The public health establishment admits its mistakes and stumbles — “Everything we did we could have done better,” Fauci recently told The Washington Post — but it has portrayed the efforts as necessary and successful moves in a highly volatile situation. An incalculable number of lives were likely saved by delaying what would have been the natural spread of the virus. That gave doctors more time to develop techniques and drugs for treating patients in the brutal period before vaccines helped lower the fatality rate.
“It is entirely plausible that we might have seen a million or more dead before anyone had the chance to be vaccinated, had we done nothing,” suggests Harvard epidemiologist William Hanage.
In public health, though, success is measured against counterfactual outcomes: hypothetical infections, conjectured suffering, imaginary deaths.
By contrast, the pain of the national shutdown — businesses going under, weddings postponed, protracted isolation of the elderly, learning losses among schoolkids — is glaringly obvious. Critics of pandemic restrictions contend that the cure was worse than the disease. In response, Republican-dominated legislatures in many states have passed laws limiting public health interventions, such as vaccine or mask mandates.
The pandemic schooled everyone. It taught many office workers how to function remotely. It taught restaurateurs how to turn sidewalks into dining spaces. It taught the CDC how critically important it is to communicate clearly with the public — and the consequences of failing to do so.
And it taught the opponents of the public health authorities how to block government mandates and restrictions.
This is not an esoteric dilemma: There are more pathogens out there poised to spill into the human species. A novel strain of avian influenza, H5N1, already has seized the attention of scientists as a potential spillover hazard.
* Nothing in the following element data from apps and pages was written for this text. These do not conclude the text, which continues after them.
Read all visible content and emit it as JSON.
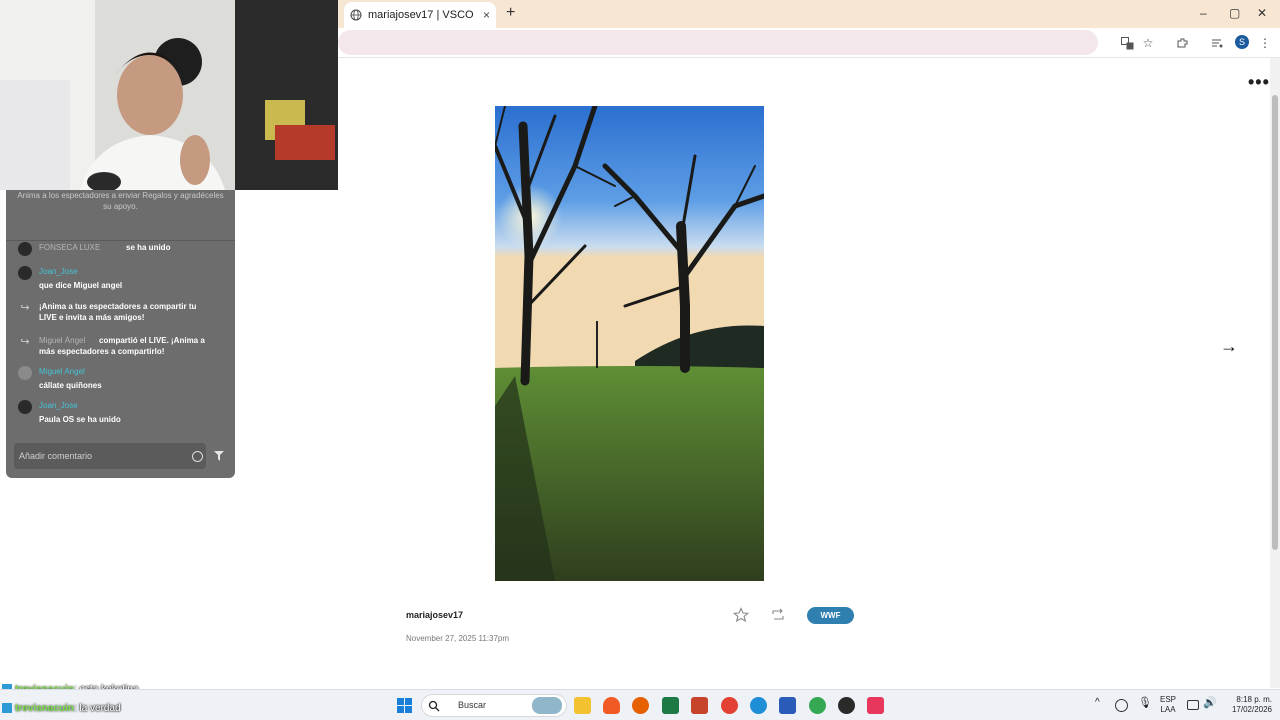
{
  "browser": {
    "tab_title": "mariajosev17 | VSCO",
    "tab_close": "×",
    "new_tab": "+",
    "window_controls": [
      "–",
      "▢",
      "✕"
    ],
    "toolbar_icons": [
      "translate-icon",
      "star-icon",
      "extensions-icon",
      "media-icon",
      "profile-avatar",
      "menu-icon"
    ],
    "profile_initial": "S"
  },
  "page": {
    "more_menu": "•••",
    "next_arrow": "→",
    "username": "mariajosev17",
    "date": "November 27, 2025  11:37pm",
    "badge": "WWF"
  },
  "live_chat": {
    "tip": "Anima a los espectadores a enviar Regalos y agradéceles su apoyo.",
    "messages": [
      {
        "name": "FONSECA  LUXE",
        "text": "se ha unido"
      },
      {
        "name": "Joan_Jose",
        "text": "que dice Miguel angel"
      },
      {
        "text1": "¡Anima a tus espectadores a compartir tu",
        "text2": "LIVE e invita a más amigos!"
      },
      {
        "name": "Miguel Ángel",
        "text1": "compartió el LIVE. ¡Anima a",
        "text2": "más espectadores a compartirlo!"
      },
      {
        "name": "Miguel Angel",
        "text": "cállate quiñones"
      },
      {
        "name": "Joan_Jose",
        "text": "Paula OS se ha unido"
      }
    ],
    "comment_placeholder": "Añadir comentario"
  },
  "stream_chat": [
    {
      "user": "trevisnacuin",
      "text": ": esta koketina"
    },
    {
      "user": "trevisnacuin",
      "text": ": la verdad"
    }
  ],
  "taskbar": {
    "search_label": "Buscar",
    "lang_top": "ESP",
    "lang_bottom": "LAA",
    "time": "8:18 p. m.",
    "date": "17/02/2026"
  },
  "colors": {
    "tab_bar": "#f7e6d2",
    "badge": "#2f7fb0",
    "chat_name": "#46c2d6",
    "stream_user": "#7ee04a"
  }
}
Wachter, of UC San Francisco, said the opposition to emergency measures “will emerge on Day One” of any new pandemic: “It will create a tension and a level of pushback against any public health mandates to do anything.”